WHAT TO DO: The expected response consists solely of the lines from the line with "What's the underlying" through the last line of the material below, copied exactly.
** PROVIDED RECORDS follows **
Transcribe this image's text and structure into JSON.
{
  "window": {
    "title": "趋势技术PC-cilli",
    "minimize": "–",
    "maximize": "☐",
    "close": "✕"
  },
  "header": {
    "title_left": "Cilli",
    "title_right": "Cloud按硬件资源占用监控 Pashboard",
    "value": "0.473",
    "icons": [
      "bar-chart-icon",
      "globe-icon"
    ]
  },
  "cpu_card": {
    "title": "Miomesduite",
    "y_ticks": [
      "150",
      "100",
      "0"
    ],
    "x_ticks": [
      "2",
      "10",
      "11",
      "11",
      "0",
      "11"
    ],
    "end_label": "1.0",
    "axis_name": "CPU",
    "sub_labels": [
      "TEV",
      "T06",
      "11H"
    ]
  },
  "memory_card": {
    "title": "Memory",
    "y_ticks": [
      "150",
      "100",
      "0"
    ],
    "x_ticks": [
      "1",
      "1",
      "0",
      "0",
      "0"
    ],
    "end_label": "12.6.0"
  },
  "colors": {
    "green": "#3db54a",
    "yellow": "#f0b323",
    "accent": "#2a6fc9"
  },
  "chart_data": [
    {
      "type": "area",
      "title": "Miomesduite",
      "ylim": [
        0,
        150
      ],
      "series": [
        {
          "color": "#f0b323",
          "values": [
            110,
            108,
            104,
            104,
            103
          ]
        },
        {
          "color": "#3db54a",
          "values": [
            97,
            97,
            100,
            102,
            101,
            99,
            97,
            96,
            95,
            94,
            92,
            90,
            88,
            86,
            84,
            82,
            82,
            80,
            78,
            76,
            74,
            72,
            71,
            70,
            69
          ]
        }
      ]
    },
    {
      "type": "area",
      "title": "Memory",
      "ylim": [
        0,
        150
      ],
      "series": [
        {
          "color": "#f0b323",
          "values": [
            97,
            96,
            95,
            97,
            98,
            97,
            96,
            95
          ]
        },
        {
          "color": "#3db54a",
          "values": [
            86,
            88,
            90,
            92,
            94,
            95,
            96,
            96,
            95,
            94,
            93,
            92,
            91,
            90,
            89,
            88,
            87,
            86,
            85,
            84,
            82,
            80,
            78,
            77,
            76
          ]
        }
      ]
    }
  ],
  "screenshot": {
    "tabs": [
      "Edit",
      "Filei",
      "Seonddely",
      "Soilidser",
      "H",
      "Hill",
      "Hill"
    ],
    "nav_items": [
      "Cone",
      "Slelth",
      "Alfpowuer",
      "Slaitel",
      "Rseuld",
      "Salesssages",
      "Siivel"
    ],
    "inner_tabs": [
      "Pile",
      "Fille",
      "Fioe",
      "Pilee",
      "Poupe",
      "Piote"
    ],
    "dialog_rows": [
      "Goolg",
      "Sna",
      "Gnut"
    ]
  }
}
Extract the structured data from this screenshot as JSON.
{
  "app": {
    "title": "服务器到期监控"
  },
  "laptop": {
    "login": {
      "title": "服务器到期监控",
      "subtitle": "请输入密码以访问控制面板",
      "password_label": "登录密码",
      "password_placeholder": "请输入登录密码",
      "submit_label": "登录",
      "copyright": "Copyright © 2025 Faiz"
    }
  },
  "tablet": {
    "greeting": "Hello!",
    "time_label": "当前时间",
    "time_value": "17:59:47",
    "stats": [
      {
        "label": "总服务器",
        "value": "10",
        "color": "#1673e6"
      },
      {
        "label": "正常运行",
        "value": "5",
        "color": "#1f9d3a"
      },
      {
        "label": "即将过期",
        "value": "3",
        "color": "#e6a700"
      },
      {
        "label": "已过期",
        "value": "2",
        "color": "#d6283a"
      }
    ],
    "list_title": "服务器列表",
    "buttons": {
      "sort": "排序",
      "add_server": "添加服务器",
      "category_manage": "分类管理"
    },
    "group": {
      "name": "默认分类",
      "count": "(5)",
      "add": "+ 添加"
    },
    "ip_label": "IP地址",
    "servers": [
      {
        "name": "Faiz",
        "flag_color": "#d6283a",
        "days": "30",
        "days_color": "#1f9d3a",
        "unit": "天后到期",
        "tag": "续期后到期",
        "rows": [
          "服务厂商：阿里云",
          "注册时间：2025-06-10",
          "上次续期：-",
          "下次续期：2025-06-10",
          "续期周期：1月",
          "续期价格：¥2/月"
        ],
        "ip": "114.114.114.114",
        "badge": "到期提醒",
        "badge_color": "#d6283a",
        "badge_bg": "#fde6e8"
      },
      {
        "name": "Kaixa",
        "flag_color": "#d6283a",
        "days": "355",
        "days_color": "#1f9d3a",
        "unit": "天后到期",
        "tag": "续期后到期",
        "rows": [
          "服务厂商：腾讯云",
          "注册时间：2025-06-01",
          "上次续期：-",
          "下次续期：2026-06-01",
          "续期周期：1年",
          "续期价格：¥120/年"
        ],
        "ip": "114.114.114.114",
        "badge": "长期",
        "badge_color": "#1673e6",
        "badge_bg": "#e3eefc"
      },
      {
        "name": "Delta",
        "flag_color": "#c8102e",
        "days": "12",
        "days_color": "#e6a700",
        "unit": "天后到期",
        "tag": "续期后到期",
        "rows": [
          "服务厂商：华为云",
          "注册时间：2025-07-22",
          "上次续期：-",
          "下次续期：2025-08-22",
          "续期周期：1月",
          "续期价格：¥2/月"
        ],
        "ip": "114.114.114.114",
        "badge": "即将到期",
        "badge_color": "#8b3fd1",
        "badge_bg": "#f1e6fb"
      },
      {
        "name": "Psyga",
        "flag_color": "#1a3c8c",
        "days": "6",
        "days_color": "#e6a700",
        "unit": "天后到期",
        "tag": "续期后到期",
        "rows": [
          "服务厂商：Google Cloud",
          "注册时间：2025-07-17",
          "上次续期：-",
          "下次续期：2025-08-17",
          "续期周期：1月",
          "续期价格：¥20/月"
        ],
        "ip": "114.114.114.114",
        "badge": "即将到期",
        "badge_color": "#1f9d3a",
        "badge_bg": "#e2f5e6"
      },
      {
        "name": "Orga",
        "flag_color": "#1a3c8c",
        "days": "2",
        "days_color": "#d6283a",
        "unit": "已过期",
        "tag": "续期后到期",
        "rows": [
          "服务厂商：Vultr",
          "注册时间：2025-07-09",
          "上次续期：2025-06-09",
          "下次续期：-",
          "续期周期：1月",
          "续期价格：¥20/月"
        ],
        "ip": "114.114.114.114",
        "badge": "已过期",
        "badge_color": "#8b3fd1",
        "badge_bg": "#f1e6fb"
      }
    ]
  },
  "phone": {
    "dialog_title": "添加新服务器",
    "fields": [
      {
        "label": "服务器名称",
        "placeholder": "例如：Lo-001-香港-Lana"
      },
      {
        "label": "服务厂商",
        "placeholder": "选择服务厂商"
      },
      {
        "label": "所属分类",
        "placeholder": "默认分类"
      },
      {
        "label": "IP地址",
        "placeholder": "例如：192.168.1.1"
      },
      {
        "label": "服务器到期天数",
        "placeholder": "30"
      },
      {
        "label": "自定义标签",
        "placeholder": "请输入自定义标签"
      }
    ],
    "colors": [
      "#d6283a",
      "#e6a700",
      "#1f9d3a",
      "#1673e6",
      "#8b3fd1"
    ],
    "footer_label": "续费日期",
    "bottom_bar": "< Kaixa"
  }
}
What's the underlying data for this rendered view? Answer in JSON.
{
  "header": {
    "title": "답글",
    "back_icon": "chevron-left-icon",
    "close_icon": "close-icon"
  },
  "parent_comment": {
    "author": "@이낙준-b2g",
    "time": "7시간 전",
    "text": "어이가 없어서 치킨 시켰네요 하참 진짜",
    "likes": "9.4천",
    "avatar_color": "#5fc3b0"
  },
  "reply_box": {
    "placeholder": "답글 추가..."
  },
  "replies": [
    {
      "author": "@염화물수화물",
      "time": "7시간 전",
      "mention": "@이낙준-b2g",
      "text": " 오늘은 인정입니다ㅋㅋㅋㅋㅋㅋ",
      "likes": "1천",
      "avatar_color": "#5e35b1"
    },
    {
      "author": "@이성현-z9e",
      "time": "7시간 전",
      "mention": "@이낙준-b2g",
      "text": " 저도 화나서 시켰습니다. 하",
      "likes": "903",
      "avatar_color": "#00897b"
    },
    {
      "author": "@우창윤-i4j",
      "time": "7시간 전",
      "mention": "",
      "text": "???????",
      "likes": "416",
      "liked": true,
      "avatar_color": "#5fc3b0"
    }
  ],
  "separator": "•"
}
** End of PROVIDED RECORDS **
SOLUTION TO THE EXERCISE:
What's the underlying data for this rendered view? Answer in JSON.
{
  "header": {
    "title": "답글",
    "back_icon": "chevron-left-icon",
    "close_icon": "close-icon"
  },
  "parent_comment": {
    "author": "@이낙준-b2g",
    "time": "7시간 전",
    "text": "어이가 없어서 치킨 시켰네요 하참 진짜",
    "likes": "9.4천",
    "avatar_color": "#5fc3b0"
  },
  "reply_box": {
    "placeholder": "답글 추가..."
  },
  "replies": [
    {
      "author": "@염화물수화물",
      "time": "7시간 전",
      "mention": "@이낙준-b2g",
      "text": " 오늘은 인정입니다ㅋㅋㅋㅋㅋㅋ",
      "likes": "1천",
      "avatar_color": "#5e35b1"
    },
    {
      "author": "@이성현-z9e",
      "time": "7시간 전",
      "mention": "@이낙준-b2g",
      "text": " 저도 화나서 시켰습니다. 하",
      "likes": "903",
      "avatar_color": "#00897b"
    },
    {
      "author": "@우창윤-i4j",
      "time": "7시간 전",
      "mention": "",
      "text": "???????",
      "likes": "416",
      "liked": true,
      "avatar_color": "#5fc3b0"
    }
  ],
  "separator": "•"
}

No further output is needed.